Air: Scoring A Cinematic Marvel, 100 Years Later | WAMU 88.5 - American University Radio
Filed Under:

Air: Scoring A Cinematic Marvel, 100 Years Later

Play associated audio

In 1902, director Georges Melies released his magnum opus: Le Voyage Dans La Lune (A Trip To the Moon), often considered the first science-fiction movie ever. Even if you've never heard of Melies, you've probably seen the film's most famous shot: a moon with a human face, wincing at the spaceship that has just crashed into its eye.

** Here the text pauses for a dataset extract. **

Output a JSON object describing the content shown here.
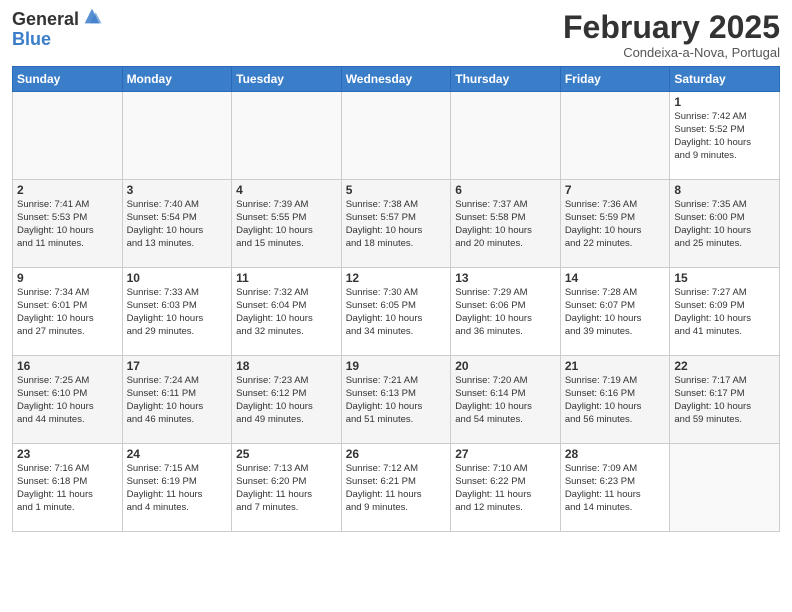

What almost no one has seen since the film's original release is its true color palette. Modern audiences know Le Voyage as a black-and-white movie, but in fact, Melies hand-painted each frame of the film for special screenings. Those hand-painted reels were lost for decades; when they were discovered in Barcelona back in 1993, archivists began a years-long process of repairing the badly damaged film. For its soundtrack, they asked Nicolas Godin and Jean-Benoit Dunckel — the French duo known as Air — to put together an original score.

The new restoration debuted at the Cannes Film Festival in May, and the soundtrack album is coming out in a few days. Godin and Dunckel tell NPR's Guy Raz that as exciting as it was to write the music, the real thrill was seeing the movie the way Melies intended.

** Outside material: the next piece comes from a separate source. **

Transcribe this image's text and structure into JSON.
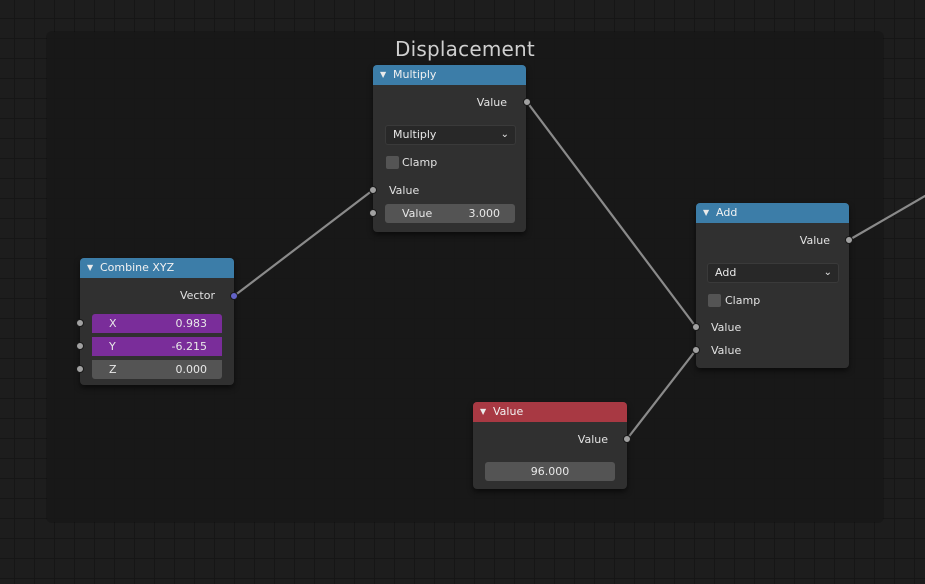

"It's like another movie — you don't look at it the same way," Godin says. "The color makes the movie very modern, like something as entertaining now as it was in the past. The black-and-white version is more like a piece of a museum."

Dunckel says the duo watched the movie every day for a month — and that by the end, he started to feel like a part of the original film crew.

"I can recognize on the screen any character, any woman, any man. I can see how much fun they had. I can feel the energy, the fact that they were so young at the time," Godin says. "I felt part of the whole process."

Watch a scene from the restored version of Le Voyage Dans La Lune, featuring original music by Air, below.

Copyright 2012 National Public Radio. To see more, visit http://www.npr.org/.

NPR

No Small Feat: The NBA's Shortest Player Never Gave Up

At 5 foot 3, Muggsy Bogues holds the record as shortest player in NBA history. Criticism of his height started on the basketball courts of the Baltimore projects, and continued well into his career.
NPR

Tracing A Gin-Soaked Trail In London

Around the world, new gin distilleries are popping up like mushrooms after a rain. NPR traces the boom to its historic roots in London, which once had 250 distilleries within the city limits alone.
NPR

Ranting And Throwing Papers: An Angry Candidate Runs For Congress

State Rep. Mike Bost's rants on the Illinois House floor are the stuff viral dreams are made of. Bost says he has good reason to be upset, and wants voters to share his anger.
NPR

Israel's Solar-Powered 'Trees': For Smartphones And Community

The man-made trees are designed to create a public space where people can gather and re-charge a battery — their own and their smartphone's.

Leave a Comment

Help keep the conversation civil. Please refer to our Terms of Use and Code of Conduct before posting your comments.